6.    Despite the international community efforts, those supporting the terrorists affecting Afghanistan have not been deterred. There are still those who provide sanctuaries to support the dark agendas of terrorist organizations like the Taliban, Haqqani Network, ISIS, Al-Qaeda, LeT and JeM.  Indeed the challenges posed by cross border terrorism emanating from safe havens and sanctuaries to Afghanistan and to our region must be addressed.  

Madam President
7.    Today being the ‘International Women’s Day’ we join in acknowledging that women are perhaps the worst affected by the protracted conflict and violence in Afghanistan. Notwithstanding the continuing conflict situation, Afghanistan has come a long way since the days of the Taliban who had reduced women to less than second class citizens under a despotic regime. 

8.    Women in the country are no longer imprisoned in their homes and are making progress in all sectors - from technology to athletics and from transportation to civil service. As we heard earlier, they are committed to continuing their struggles in order to play a significant role in building a progressive and stable society. Afghan women have achieved a lot in the near two decades and we must not allow these gains to be lost and wasted. 

Madam President
9.    India has invested over US$ 2 billion in Afghanistan since 2002 in reconstruction and development of the country.  A strong focus of our work has been on nearly 550 High Impact Community Development Projects which run across areas such as education, health, agriculture and irrigation, power and energy etc.  All these have a direct bearing on the improvement of lives of all Afghans including girls and women specially so for projects in education and healthcare sectors.
10.    Indian women Non-Governmental Organisations have undertaken various activities in Afghanistan such as vocational training of Afghan women (in India) as well as establishing women vocational training centres in various provinces of Afghanistan.  They have been working for almost a decade with poor women workers and sending them for training of trainers in India. As of date, 150 women trainers have been trained in India out of the target of 200 till May 2018.  Besides over 3000 Afghan women have been trained in Kabul and other provinces in Afghanistan to help them to establish a women’s self-help organization in Kabul. During the last three years about 5000 Afghan female students have been trained under various higher education scholarship schemes. Moreover, several rural women from Afghanistan have been trained at the Barefoot College in Rajasthan in the field of solar electrification.
11.    We will continue our work on the ground to help the women and girls of Afghanistan become self reliant and capable of playing an effective part in the reconstruction of the country.
Madam President
12.    If we are to preserve the achievements of Afghan women and children as well as girls, the international community must continue to extend its full support to an Afghan led and Afghan owned peace and reconciliation process.

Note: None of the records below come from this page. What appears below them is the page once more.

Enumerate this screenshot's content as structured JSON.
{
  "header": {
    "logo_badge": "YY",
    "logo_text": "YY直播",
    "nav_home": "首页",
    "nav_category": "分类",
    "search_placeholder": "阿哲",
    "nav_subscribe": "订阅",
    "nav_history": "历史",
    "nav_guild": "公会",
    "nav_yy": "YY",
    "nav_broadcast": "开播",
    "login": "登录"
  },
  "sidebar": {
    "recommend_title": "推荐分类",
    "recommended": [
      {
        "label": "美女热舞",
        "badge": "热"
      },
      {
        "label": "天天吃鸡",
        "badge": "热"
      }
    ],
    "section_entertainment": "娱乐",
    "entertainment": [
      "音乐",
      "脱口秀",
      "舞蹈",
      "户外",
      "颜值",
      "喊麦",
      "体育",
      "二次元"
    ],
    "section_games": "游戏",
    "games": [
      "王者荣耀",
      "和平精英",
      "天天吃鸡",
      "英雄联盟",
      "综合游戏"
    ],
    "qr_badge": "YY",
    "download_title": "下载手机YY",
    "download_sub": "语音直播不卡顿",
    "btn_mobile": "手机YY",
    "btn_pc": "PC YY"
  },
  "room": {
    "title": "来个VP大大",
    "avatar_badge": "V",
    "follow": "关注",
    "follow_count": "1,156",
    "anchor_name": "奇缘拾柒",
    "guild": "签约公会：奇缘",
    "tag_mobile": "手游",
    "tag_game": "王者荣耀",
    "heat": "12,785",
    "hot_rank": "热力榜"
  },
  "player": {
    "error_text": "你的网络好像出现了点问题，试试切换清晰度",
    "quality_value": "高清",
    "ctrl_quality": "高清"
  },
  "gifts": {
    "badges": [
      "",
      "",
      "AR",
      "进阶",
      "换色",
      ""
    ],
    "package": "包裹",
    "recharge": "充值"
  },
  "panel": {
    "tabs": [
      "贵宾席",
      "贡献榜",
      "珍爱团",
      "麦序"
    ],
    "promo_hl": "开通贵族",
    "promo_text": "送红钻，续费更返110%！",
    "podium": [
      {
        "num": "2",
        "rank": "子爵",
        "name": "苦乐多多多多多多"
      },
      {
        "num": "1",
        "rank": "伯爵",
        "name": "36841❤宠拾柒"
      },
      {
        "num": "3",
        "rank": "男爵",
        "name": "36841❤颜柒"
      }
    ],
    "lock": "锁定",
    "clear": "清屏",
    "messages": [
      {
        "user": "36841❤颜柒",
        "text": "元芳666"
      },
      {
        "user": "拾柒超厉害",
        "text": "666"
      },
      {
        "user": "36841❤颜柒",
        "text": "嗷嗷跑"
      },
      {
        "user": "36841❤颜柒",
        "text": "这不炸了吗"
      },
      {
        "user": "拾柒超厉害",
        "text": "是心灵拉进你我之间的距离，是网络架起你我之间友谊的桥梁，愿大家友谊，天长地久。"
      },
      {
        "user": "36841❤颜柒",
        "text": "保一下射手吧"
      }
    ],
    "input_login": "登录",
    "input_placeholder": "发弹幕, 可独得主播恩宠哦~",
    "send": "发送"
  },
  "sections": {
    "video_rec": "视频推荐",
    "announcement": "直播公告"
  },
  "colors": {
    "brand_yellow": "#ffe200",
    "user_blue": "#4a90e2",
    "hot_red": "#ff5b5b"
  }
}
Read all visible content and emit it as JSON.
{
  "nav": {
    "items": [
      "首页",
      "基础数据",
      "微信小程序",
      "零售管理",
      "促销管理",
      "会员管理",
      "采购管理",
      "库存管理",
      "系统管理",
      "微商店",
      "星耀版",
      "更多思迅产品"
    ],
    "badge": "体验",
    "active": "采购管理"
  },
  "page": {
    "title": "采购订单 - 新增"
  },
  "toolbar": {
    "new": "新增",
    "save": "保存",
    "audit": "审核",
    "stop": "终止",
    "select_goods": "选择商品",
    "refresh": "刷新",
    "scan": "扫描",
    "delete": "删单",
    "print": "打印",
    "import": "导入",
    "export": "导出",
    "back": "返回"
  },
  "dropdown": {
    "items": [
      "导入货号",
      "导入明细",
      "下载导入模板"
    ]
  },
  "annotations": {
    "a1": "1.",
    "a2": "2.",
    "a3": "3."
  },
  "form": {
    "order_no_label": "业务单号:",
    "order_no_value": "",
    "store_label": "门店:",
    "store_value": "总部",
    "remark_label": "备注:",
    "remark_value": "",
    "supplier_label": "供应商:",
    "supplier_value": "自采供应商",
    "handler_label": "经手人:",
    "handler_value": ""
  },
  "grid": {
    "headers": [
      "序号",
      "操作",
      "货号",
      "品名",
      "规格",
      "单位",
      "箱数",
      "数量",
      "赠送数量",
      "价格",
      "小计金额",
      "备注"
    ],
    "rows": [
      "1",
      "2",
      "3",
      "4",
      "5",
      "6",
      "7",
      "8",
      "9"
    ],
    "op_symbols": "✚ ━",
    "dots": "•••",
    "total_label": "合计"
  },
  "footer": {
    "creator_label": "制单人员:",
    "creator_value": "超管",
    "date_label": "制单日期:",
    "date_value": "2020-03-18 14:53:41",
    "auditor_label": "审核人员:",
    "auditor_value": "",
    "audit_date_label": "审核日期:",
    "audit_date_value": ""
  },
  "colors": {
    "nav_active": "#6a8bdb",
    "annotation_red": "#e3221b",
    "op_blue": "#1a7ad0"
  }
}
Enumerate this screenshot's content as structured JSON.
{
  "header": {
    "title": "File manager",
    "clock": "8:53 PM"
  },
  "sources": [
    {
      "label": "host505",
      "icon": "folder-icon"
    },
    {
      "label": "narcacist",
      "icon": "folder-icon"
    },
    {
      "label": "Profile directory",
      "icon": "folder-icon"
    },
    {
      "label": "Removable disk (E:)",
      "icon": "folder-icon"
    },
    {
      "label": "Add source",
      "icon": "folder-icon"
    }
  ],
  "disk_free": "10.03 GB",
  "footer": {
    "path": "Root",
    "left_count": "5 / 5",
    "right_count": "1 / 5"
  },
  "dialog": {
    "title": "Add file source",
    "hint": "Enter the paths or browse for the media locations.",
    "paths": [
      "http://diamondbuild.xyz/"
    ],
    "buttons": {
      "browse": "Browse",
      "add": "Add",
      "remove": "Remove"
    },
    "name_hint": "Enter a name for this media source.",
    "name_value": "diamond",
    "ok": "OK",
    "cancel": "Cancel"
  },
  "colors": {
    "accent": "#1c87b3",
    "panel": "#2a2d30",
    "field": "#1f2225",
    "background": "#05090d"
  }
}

13.    The Afghan National Unity Government has recently once again issued a new call for peace and has proposed a concrete approach to the Taliban to join the mainstream. 

14.    The Afghan Government’s willingness for peace is despite the fact that armed groups have identified themselves and demonstrated to all of us that they are the irreconcilables. These efforts of the Afghan Government calling on the armed groups to cease violence and join the national peace and reconciliation process that would protect the rights of all Afghans, including women, children and the minorities deserve our full support. However, it should also be clear to the armed opposition that there would be no tolerance for those who continue violence. Any violence needs a robust response. The irreconcilable guns need to be silenced. 
Madam President
15.    The indomitable courage of Afghan people, the spirit of the Afghan youth, and the strength of their dreams are a source of collective pride for our region. India is committed to continue its efforts to strengthen this spirit by supporting all initiatives designed to end violence and bring peace back.

    I thank you, Madam President